▶ **DIRECTIONS FOR THIS TASK**: Below are some lines of data. Return all of them as they are.

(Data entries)
━━━━━━━━━━━━━━━━━━━━━━━━━━━━━━

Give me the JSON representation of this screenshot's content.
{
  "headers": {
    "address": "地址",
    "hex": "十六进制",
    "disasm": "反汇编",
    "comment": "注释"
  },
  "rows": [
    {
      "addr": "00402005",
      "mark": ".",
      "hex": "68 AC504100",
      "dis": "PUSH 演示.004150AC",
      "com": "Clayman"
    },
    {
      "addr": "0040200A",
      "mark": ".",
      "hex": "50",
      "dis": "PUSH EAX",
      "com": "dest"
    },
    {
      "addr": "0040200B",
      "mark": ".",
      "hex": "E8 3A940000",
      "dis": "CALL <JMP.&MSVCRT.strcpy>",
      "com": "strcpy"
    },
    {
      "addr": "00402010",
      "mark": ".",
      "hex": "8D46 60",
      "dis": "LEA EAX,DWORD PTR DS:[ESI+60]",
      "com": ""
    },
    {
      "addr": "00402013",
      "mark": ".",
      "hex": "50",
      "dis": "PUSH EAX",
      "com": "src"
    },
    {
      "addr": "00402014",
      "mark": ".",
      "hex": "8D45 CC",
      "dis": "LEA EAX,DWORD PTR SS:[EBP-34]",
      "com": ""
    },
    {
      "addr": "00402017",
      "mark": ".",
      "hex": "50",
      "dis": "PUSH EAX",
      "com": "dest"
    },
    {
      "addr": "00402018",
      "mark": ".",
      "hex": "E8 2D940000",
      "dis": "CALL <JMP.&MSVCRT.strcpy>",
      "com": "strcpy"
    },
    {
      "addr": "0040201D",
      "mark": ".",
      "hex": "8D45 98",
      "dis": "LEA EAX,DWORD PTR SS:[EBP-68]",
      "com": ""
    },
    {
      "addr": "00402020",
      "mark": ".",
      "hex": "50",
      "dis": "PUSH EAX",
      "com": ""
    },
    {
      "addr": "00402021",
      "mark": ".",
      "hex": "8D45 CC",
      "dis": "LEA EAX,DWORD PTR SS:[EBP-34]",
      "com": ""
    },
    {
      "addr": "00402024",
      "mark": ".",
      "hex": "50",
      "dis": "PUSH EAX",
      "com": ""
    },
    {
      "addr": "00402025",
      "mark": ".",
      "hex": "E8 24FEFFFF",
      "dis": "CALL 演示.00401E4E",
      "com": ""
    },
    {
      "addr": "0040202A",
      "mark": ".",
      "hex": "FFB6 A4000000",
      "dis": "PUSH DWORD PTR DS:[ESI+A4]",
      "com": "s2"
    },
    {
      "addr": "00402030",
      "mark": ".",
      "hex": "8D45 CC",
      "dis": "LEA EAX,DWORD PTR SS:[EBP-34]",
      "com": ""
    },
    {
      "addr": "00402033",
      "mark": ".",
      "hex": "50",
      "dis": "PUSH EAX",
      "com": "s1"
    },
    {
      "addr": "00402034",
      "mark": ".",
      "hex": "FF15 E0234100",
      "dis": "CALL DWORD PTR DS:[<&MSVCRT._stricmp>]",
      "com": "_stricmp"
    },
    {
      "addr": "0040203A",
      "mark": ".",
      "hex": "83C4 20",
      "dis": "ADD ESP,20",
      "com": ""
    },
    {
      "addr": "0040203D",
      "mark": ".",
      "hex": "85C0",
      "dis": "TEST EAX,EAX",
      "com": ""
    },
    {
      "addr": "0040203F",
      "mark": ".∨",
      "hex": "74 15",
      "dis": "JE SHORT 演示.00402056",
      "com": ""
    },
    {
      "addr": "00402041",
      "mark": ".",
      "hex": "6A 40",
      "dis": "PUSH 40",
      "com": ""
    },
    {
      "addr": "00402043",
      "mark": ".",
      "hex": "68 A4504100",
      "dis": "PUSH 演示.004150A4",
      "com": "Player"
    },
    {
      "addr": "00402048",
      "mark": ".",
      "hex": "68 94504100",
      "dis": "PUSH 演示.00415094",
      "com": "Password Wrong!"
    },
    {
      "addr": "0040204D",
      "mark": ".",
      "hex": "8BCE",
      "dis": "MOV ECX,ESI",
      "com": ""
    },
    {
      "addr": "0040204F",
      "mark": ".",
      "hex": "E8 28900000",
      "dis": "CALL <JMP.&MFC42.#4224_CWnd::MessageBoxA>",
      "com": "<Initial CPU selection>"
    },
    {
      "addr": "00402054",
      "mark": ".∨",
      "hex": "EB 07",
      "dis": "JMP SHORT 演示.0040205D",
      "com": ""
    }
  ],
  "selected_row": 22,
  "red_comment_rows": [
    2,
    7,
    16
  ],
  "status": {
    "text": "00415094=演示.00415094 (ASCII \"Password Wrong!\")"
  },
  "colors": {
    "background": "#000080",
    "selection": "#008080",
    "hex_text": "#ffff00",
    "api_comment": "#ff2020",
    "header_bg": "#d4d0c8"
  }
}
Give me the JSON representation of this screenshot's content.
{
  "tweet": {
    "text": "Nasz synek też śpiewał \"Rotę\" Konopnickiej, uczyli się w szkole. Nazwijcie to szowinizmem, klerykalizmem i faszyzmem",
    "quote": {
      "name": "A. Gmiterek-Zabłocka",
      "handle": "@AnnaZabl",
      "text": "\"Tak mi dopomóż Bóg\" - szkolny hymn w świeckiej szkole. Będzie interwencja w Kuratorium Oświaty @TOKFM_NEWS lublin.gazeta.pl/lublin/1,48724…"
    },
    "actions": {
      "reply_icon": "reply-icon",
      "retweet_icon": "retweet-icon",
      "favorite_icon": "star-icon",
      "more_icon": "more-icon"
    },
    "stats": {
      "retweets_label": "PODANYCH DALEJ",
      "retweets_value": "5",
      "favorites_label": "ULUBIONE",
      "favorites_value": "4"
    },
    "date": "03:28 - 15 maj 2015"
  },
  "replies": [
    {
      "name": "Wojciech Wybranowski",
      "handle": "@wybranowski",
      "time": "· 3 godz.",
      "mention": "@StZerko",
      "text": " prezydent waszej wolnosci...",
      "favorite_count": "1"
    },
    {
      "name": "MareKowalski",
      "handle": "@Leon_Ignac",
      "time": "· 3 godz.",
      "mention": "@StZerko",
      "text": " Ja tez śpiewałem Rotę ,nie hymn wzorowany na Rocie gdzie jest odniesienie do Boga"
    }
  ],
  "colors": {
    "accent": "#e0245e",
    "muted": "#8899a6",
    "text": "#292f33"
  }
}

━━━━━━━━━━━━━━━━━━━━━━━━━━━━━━

▶ **PROBLEM SOLUTION**:
Give me the JSON representation of this screenshot's content.
{
  "headers": {
    "address": "地址",
    "hex": "十六进制",
    "disasm": "反汇编",
    "comment": "注释"
  },
  "rows": [
    {
      "addr": "00402005",
      "mark": ".",
      "hex": "68 AC504100",
      "dis": "PUSH 演示.004150AC",
      "com": "Clayman"
    },
    {
      "addr": "0040200A",
      "mark": ".",
      "hex": "50",
      "dis": "PUSH EAX",
      "com": "dest"
    },
    {
      "addr": "0040200B",
      "mark": ".",
      "hex": "E8 3A940000",
      "dis": "CALL <JMP.&MSVCRT.strcpy>",
      "com": "strcpy"
    },
    {
      "addr": "00402010",
      "mark": ".",
      "hex": "8D46 60",
      "dis": "LEA EAX,DWORD PTR DS:[ESI+60]",
      "com": ""
    },
    {
      "addr": "00402013",
      "mark": ".",
      "hex": "50",
      "dis": "PUSH EAX",
      "com": "src"
    },
    {
      "addr": "00402014",
      "mark": ".",
      "hex": "8D45 CC",
      "dis": "LEA EAX,DWORD PTR SS:[EBP-34]",
      "com": ""
    },
    {
      "addr": "00402017",
      "mark": ".",
      "hex": "50",
      "dis": "PUSH EAX",
      "com": "dest"
    },
    {
      "addr": "00402018",
      "mark": ".",
      "hex": "E8 2D940000",
      "dis": "CALL <JMP.&MSVCRT.strcpy>",
      "com": "strcpy"
    },
    {
      "addr": "0040201D",
      "mark": ".",
      "hex": "8D45 98",
      "dis": "LEA EAX,DWORD PTR SS:[EBP-68]",
      "com": ""
    },
    {
      "addr": "00402020",
      "mark": ".",
      "hex": "50",
      "dis": "PUSH EAX",
      "com": ""
    },
    {
      "addr": "00402021",
      "mark": ".",
      "hex": "8D45 CC",
      "dis": "LEA EAX,DWORD PTR SS:[EBP-34]",
      "com": ""
    },
    {
      "addr": "00402024",
      "mark": ".",
      "hex": "50",
      "dis": "PUSH EAX",
      "com": ""
    },
    {
      "addr": "00402025",
      "mark": ".",
      "hex": "E8 24FEFFFF",
      "dis": "CALL 演示.00401E4E",
      "com": ""
    },
    {
      "addr": "0040202A",
      "mark": ".",
      "hex": "FFB6 A4000000",
      "dis": "PUSH DWORD PTR DS:[ESI+A4]",
      "com": "s2"
    },
    {
      "addr": "00402030",
      "mark": ".",
      "hex": "8D45 CC",
      "dis": "LEA EAX,DWORD PTR SS:[EBP-34]",
      "com": ""
    },
    {
      "addr": "00402033",
      "mark": ".",
      "hex": "50",
      "dis": "PUSH EAX",
      "com": "s1"
    },
    {
      "addr": "00402034",
      "mark": ".",
      "hex": "FF15 E0234100",
      "dis": "CALL DWORD PTR DS:[<&MSVCRT._stricmp>]",
      "com": "_stricmp"
    },
    {
      "addr": "0040203A",
      "mark": ".",
      "hex": "83C4 20",
      "dis": "ADD ESP,20",
      "com": ""
    },
    {
      "addr": "0040203D",
      "mark": ".",
      "hex": "85C0",
      "dis": "TEST EAX,EAX",
      "com": ""
    },
    {
      "addr": "0040203F",
      "mark": ".∨",
      "hex": "74 15",
      "dis": "JE SHORT 演示.00402056",
      "com": ""
    },
    {
      "addr": "00402041",
      "mark": ".",
      "hex": "6A 40",
      "dis": "PUSH 40",
      "com": ""
    },
    {
      "addr": "00402043",
      "mark": ".",
      "hex": "68 A4504100",
      "dis": "PUSH 演示.004150A4",
      "com": "Player"
    },
    {
      "addr": "00402048",
      "mark": ".",
      "hex": "68 94504100",
      "dis": "PUSH 演示.00415094",
      "com": "Password Wrong!"
    },
    {
      "addr": "0040204D",
      "mark": ".",
      "hex": "8BCE",
      "dis": "MOV ECX,ESI",
      "com": ""
    },
    {
      "addr": "0040204F",
      "mark": ".",
      "hex": "E8 28900000",
      "dis": "CALL <JMP.&MFC42.#4224_CWnd::MessageBoxA>",
      "com": "<Initial CPU selection>"
    },
    {
      "addr": "00402054",
      "mark": ".∨",
      "hex": "EB 07",
      "dis": "JMP SHORT 演示.0040205D",
      "com": ""
    }
  ],
  "selected_row": 22,
  "red_comment_rows": [
    2,
    7,
    16
  ],
  "status": {
    "text": "00415094=演示.00415094 (ASCII \"Password Wrong!\")"
  },
  "colors": {
    "background": "#000080",
    "selection": "#008080",
    "hex_text": "#ffff00",
    "api_comment": "#ff2020",
    "header_bg": "#d4d0c8"
  }
}
Give me the JSON representation of this screenshot's content.
{
  "tweet": {
    "text": "Nasz synek też śpiewał \"Rotę\" Konopnickiej, uczyli się w szkole. Nazwijcie to szowinizmem, klerykalizmem i faszyzmem",
    "quote": {
      "name": "A. Gmiterek-Zabłocka",
      "handle": "@AnnaZabl",
      "text": "\"Tak mi dopomóż Bóg\" - szkolny hymn w świeckiej szkole. Będzie interwencja w Kuratorium Oświaty @TOKFM_NEWS lublin.gazeta.pl/lublin/1,48724…"
    },
    "actions": {
      "reply_icon": "reply-icon",
      "retweet_icon": "retweet-icon",
      "favorite_icon": "star-icon",
      "more_icon": "more-icon"
    },
    "stats": {
      "retweets_label": "PODANYCH DALEJ",
      "retweets_value": "5",
      "favorites_label": "ULUBIONE",
      "favorites_value": "4"
    },
    "date": "03:28 - 15 maj 2015"
  },
  "replies": [
    {
      "name": "Wojciech Wybranowski",
      "handle": "@wybranowski",
      "time": "· 3 godz.",
      "mention": "@StZerko",
      "text": " prezydent waszej wolnosci...",
      "favorite_count": "1"
    },
    {
      "name": "MareKowalski",
      "handle": "@Leon_Ignac",
      "time": "· 3 godz.",
      "mention": "@StZerko",
      "text": " Ja tez śpiewałem Rotę ,nie hymn wzorowany na Rocie gdzie jest odniesienie do Boga"
    }
  ],
  "colors": {
    "accent": "#e0245e",
    "muted": "#8899a6",
    "text": "#292f33"
  }
}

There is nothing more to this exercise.